TASK DETAILS: Where a line of the data holds the word "title", copy that line.

━━ SOURCE MATERIAL

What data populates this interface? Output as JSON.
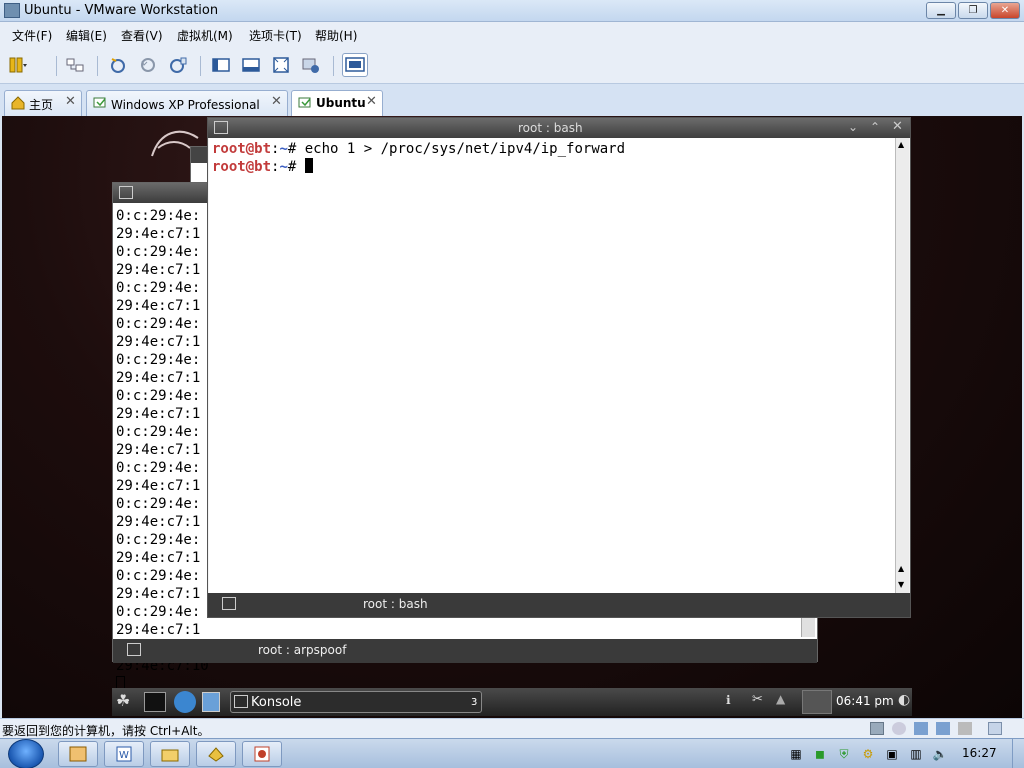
{
  "window": {
    "title": "Ubuntu - VMware Workstation"
  },
  "menu": [
    "文件(F)",
    "编辑(E)",
    "查看(V)",
    "虚拟机(M)",
    "选项卡(T)",
    "帮助(H)"
  ],
  "tabs": [
    {
      "label": "主页"
    },
    {
      "label": "Windows XP Professional（Te..."
    },
    {
      "label": "Ubuntu"
    }
  ],
  "vm": {
    "konsole_main": {
      "title": "root : bash",
      "status_tab": "root : bash",
      "lines": [
        {
          "user": "root@bt",
          "sep": ":",
          "dir": "~",
          "cmd": "# echo 1 > /proc/sys/net/ipv4/ip_forward"
        },
        {
          "user": "root@bt",
          "sep": ":",
          "dir": "~",
          "cmd": "# "
        }
      ]
    },
    "konsole_back": {
      "status_tab": "root : arpspoof",
      "lines": [
        "0:c:29:4e:",
        "29:4e:c7:1",
        "0:c:29:4e:",
        "29:4e:c7:1",
        "0:c:29:4e:",
        "29:4e:c7:1",
        "0:c:29:4e:",
        "29:4e:c7:1",
        "0:c:29:4e:",
        "29:4e:c7:1",
        "0:c:29:4e:",
        "29:4e:c7:1",
        "0:c:29:4e:",
        "29:4e:c7:1",
        "0:c:29:4e:",
        "29:4e:c7:1",
        "0:c:29:4e:",
        "29:4e:c7:1",
        "0:c:29:4e:",
        "29:4e:c7:1",
        "0:c:29:4e:",
        "29:4e:c7:1",
        "0:c:29:4e:",
        "29:4e:c7:1",
        "0:c:29:4e:",
        "29:4e:c7:10"
      ]
    },
    "panel": {
      "task_label": "Konsole",
      "task_count": "3",
      "clock": "06:41 pm"
    }
  },
  "status_message": "要返回到您的计算机，请按 Ctrl+Alt。",
  "taskbar": {
    "clock": "16:27"
  },
  "colors": {
    "accent": "#3b6db3",
    "prompt_user": "#c23b3b",
    "prompt_dir": "#3b5ec2"
  }
}
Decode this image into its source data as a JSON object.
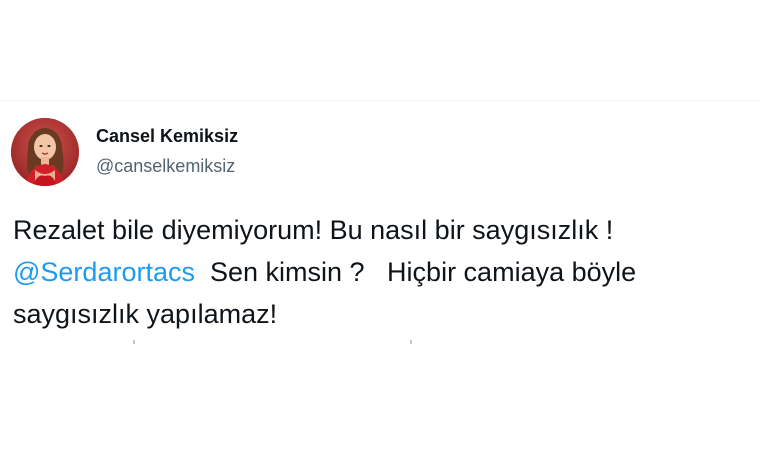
{
  "tweet": {
    "author": {
      "display_name": "Cansel Kemiksiz",
      "handle": "@canselkemiksiz"
    },
    "text": {
      "line1": "Rezalet bile diyemiyorum! Bu nasıl bir saygısızlık !",
      "mention": "@Serdarortacs",
      "line2_rest": "  Sen kimsin ?   Hiçbir camiaya böyle",
      "line3": "saygısızlık yapılamaz!"
    }
  },
  "colors": {
    "mention": "#1d9bf0",
    "text": "#0f1419",
    "handle": "#536471",
    "avatar_bg": "#b8322f"
  },
  "icons": {
    "avatar": "profile-photo"
  }
}
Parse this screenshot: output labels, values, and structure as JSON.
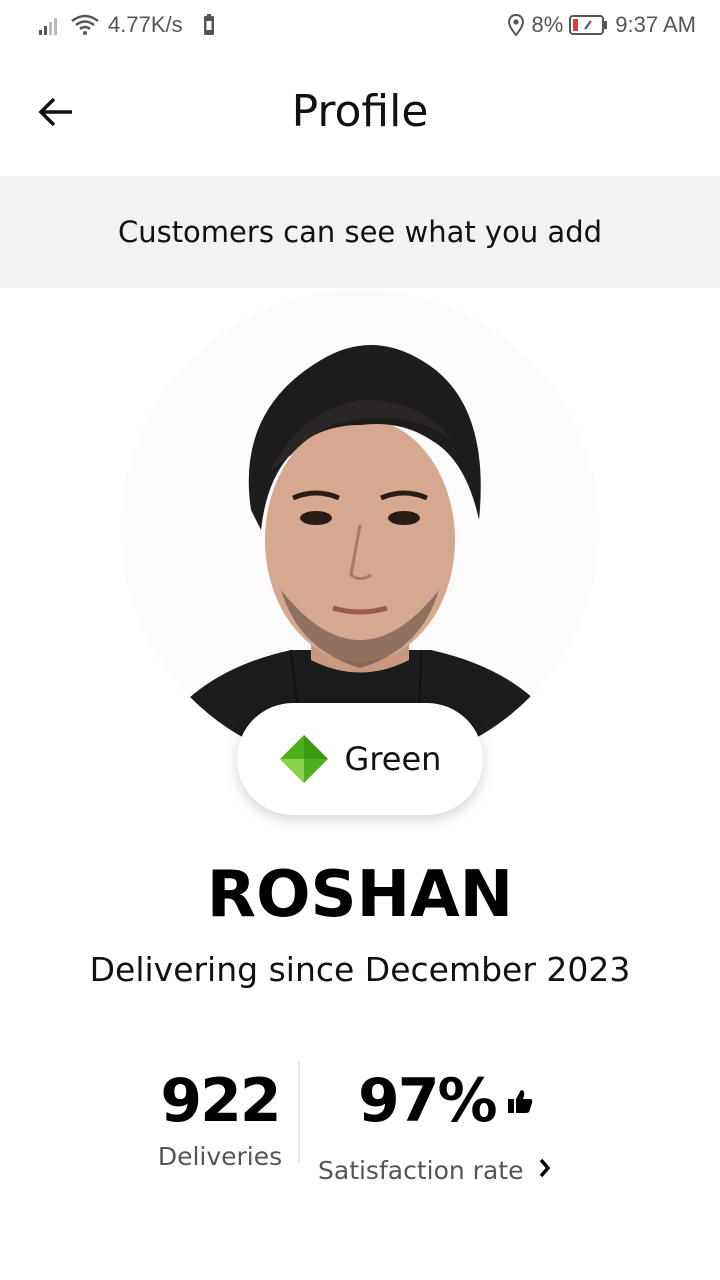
{
  "status_bar": {
    "network_speed": "4.77K/s",
    "battery_percent": "8%",
    "time": "9:37 AM",
    "icons": [
      "signal-icon",
      "wifi-icon",
      "battery-saver-icon",
      "location-icon",
      "battery-low-icon"
    ]
  },
  "header": {
    "title": "Profile",
    "back_icon": "arrow-left-icon"
  },
  "banner": {
    "text": "Customers can see what you add"
  },
  "profile": {
    "tier": {
      "label": "Green",
      "color": "#4caf1c",
      "icon": "diamond-icon"
    },
    "name": "ROSHAN",
    "since": "Delivering since December 2023"
  },
  "stats": {
    "deliveries": {
      "value": "922",
      "label": "Deliveries"
    },
    "satisfaction": {
      "value": "97%",
      "label": "Satisfaction rate",
      "icon": "thumbs-up-icon",
      "chevron": "chevron-right-icon"
    }
  }
}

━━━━

TASK RESPONSE:
    "title": "Ubuntu - VMware Workstation"
      "title": "root : bash",
    "title": "Profile",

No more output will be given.